The post is developed in partnership with BetterHelp.
Eating disorders affect millions of people of all ages, but especially adolescents? Why is this the case?
Adolescence is a period of dramatic changes, and both the brain and body can change rapidly. When you add the pressures that kids feel from social media, popular culture, family, and friends, it can add up to an eating disorder.
When children hit adolescence, which is the period between the onset of puberty and adulthood, their brain is changing.
One major change that occurs at this time involves the prefrontal cortex, which is responsible for much of our critical thinking abilities.
Since adolescence starts with puberty, there are also emotional changes brought on by hormones and the brain’s development. Children may become more self-aware and may start to think about their bodies differently.
Adolescents may start to think more abstractly and more about themselves in relationship to the wider world at this age. They may start to feel unhappy about where they are, who they are, their body, their face, etc.
As you can start to see, it’s no surprise that adolescence may be a particularly vulnerable time for kids, many of whom may start developing disordered eating.
If you would like more guidance on the topic of adolescence, you may wish to consider the helpful online resources available through BetterHelp.
Eating Disorders and Adolescence
Eating disorders are legitimate mental health conditions, not simply someone who skips a meal once in a while or who tends to eat a bit too much.
To be diagnosed, an eating disorder must be unhealthy and disruptive and generally stems from deep insecurities and unhappiness.
Since adolescents may be on a rollercoaster of emotions, they are more susceptible to feeling unhappy with themselves and desperate to change. They may also be more vulnerable to unrealistic depictions of bodies on social media and in popular culture, which can exacerbate their perception of their own bodies—something known as body dysmorphia.
In fact, eating disorders are most common among young women, which includes adolescents. Boys struggle with eating disorders as well, although probably to a lesser degree. Some of this may be social stigma against males being vulnerable or having eating disorders, however.
Common eating disorders that adolescents may develop include anorexia nervosa, bulimia nervosa, binge eating disorder, avoidant/restrictive food intake disorder (ARFID), and bigorexia.
Adolescents are vulnerable. They are too young to take care of themselves in many ways and they may be particularly prone to extreme mood swings and insecurities.
It’s essential to recognize the signs of an eating disorder so that you can know whether your adolescent needs help. Getting the guidance of a doctor or licensed counselor is a good first step, and there are also hotlines that you could reach out to.
In any case, it’s essential to be proactive so that your adolescent gets the help they need.
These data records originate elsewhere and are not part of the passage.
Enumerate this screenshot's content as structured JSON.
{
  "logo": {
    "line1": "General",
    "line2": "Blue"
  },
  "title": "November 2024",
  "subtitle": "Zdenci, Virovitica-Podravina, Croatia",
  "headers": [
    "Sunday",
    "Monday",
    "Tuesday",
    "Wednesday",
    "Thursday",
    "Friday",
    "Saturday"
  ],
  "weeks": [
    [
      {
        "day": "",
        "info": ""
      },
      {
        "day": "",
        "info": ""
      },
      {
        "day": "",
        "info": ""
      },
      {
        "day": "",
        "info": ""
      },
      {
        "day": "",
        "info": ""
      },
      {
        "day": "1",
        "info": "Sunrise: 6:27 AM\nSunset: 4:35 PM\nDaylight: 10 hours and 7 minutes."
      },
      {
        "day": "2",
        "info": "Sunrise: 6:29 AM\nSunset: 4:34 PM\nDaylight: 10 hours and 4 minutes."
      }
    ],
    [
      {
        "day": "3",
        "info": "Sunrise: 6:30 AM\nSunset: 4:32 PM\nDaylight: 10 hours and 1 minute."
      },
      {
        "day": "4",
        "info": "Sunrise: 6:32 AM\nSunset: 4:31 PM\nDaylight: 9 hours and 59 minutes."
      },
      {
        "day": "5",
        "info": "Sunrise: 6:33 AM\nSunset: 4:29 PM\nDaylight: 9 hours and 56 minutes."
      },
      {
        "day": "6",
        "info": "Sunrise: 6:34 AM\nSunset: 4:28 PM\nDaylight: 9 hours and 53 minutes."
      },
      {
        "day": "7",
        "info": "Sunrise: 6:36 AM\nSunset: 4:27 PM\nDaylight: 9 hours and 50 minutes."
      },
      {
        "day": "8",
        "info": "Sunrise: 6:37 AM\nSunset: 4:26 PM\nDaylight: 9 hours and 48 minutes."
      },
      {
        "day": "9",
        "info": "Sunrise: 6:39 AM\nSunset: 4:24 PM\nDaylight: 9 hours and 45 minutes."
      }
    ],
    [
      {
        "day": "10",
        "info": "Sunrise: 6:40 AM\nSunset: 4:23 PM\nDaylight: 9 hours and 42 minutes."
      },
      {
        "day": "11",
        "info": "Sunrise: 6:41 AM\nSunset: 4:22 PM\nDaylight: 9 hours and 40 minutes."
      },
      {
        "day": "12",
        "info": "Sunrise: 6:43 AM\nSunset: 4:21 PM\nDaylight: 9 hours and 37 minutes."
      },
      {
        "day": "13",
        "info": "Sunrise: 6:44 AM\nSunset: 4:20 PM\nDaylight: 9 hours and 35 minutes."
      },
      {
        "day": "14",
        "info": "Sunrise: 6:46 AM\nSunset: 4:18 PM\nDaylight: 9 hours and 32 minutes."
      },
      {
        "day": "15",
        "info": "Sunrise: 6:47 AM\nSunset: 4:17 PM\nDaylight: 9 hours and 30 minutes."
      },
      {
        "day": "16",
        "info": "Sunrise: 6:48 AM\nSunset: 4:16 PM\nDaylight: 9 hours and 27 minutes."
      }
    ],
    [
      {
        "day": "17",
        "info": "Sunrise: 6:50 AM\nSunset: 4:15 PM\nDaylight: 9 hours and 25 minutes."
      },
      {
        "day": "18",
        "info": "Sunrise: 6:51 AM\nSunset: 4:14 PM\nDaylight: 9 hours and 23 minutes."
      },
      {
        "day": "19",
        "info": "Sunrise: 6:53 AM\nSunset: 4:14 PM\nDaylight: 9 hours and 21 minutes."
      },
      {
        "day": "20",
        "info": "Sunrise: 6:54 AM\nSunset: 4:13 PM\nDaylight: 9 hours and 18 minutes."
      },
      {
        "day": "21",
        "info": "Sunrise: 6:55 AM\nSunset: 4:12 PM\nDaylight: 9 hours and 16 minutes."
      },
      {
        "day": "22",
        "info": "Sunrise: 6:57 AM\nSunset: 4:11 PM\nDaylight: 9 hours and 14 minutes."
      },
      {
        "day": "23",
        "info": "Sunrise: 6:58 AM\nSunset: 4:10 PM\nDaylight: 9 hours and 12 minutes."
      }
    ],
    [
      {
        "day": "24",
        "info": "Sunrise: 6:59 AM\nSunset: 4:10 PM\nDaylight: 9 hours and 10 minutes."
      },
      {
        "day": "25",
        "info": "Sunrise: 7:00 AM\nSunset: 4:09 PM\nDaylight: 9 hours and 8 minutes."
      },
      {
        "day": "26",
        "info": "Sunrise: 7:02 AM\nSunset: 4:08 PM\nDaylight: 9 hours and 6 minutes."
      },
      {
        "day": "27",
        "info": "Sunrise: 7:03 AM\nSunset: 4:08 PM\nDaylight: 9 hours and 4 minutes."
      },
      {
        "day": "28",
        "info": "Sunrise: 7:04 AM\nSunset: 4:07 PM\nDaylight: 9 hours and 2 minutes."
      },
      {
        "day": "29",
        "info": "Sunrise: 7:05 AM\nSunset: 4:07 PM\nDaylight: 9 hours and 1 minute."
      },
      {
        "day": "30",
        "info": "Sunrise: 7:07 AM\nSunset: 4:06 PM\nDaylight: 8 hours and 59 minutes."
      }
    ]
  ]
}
Sadly, eating disorders only appear to be on the rise, affecting millions of adolescents in the United States alone. This may be due to the toxic atmosphere created by social media and popular culture, one that puts photoshopped and surgically modified bodies on a pedestal. We should all do our part to resist this aspect of our culture so that adolescents grow up with a healthier conception of their own body and a healthier level of self-esteem.